2. Telling Your Story
No one is better equipped to tell the story of your company than you are. The heart and soul of your company rests with you, its founder.
Many new hires were likely attracted to your company because of your story, leadership, and ongoing involvement. Prepare a talk you can give during onboardings that brings these new hires into the story, making them feel like part of the company.
Depending on how much ground you need to cover, you may need to give more than one session. If that’s the case, one of the trainings should absolutely be focused on the company itself. This will give you an opportunity to communicate your mission, vision, and values, all of which are vital and exciting for new hires to hear and understand. Other sessions could focus on more tactical aspects of the business. For example, in our company, my husband (cofounder and CEO) gives the company overview, mission, vision, and values, while I speak to our brand, industry dynamics, and related skills.

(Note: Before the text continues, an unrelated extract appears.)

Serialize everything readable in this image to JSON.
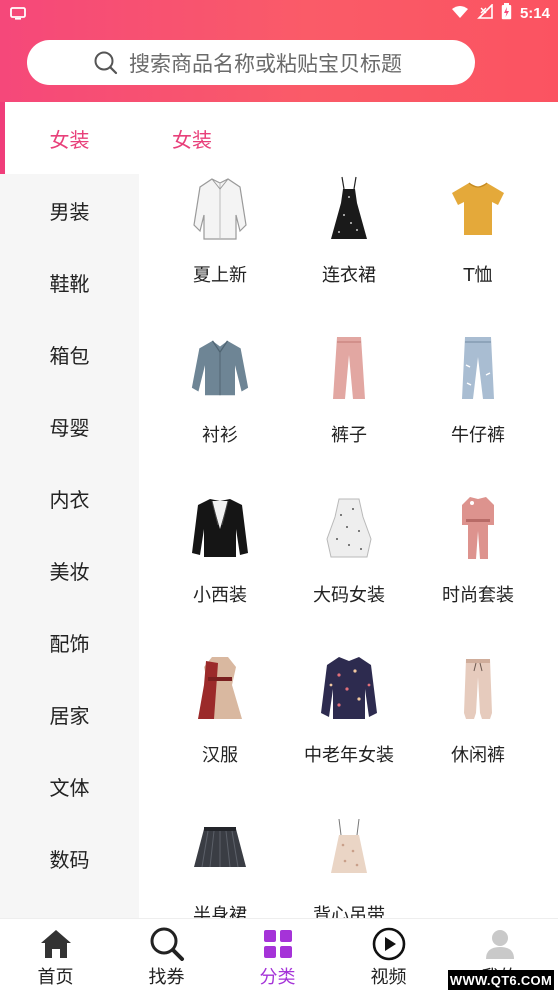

Don’t know where to start? Check your inventory of corporate presentations and pitches you’ve delivered to banks, investors, or business partners. These can be repurposed as training materials and should spark some ideas for how you can structure your training. Some of this information may also be living on your corporate blog or in a company handbook.
3. Empower Your People

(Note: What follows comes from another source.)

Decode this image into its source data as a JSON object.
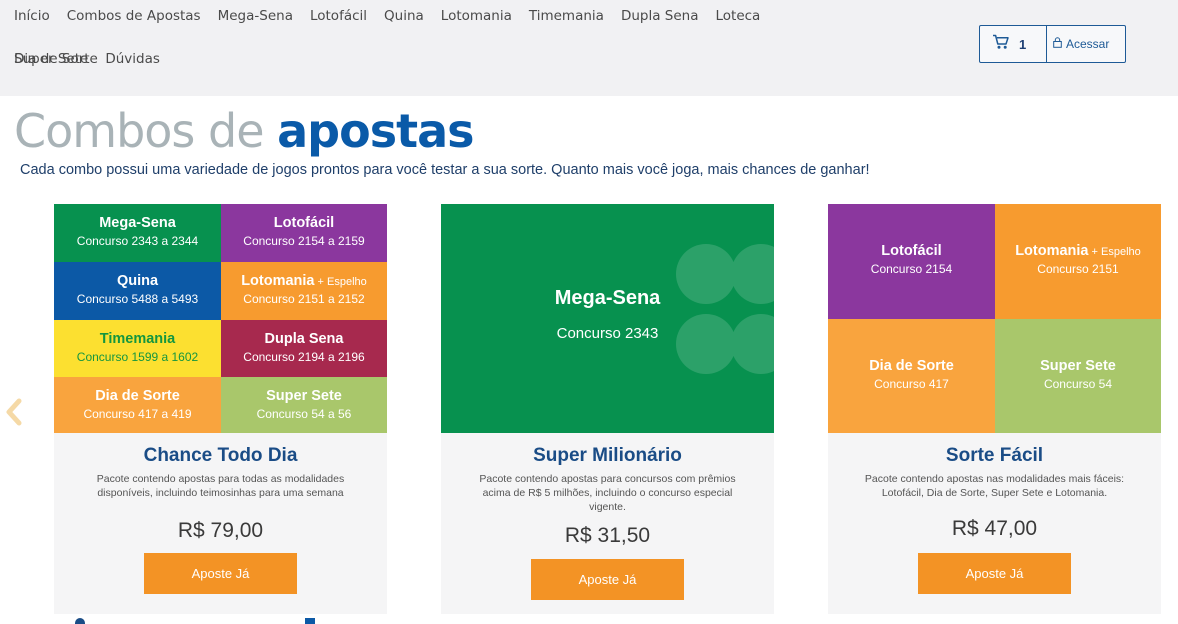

Your primary objective as a founder in the onboarding process is to give your people the confidence they need to carry out their roles and responsibilities. As a founder, your words weigh significantly more than anyone else’s do and will have a greater impact on day one. Make sure they are good words!
While crafting your message, remember: This is your chance to launch new employees into the business and the world of serving your customers. If you’re unsure how to convey your message, try helping your team understand:
- how their individual efforts contribute to the overall success of the company;
- that you want to see them grow professionally and personally while they work with you; and
- that you care about them and are walking this journey together.
Use your passion for the business to spread your vision and light a fire within each new employee.
At the end of your presentation, send your team away with a benediction. Part of what you convey during the training should reinforce your enthusiasm for employees’ work and assure your new hires that the company is there to support them in achieving their goals.
Founders play an absolutely critical role during the onboarding process. Not only will being part of this process keep you connected to new team members, but it will also provide a platform to share what matters most to you in the business. Onboarding is your opportunity to educate, equip, and empower others to fully participate in the mission, vision, and values being lived out in your workplace every day.
Stephanie Ciccarelli is cofounder and chief brand officer of Voices.com.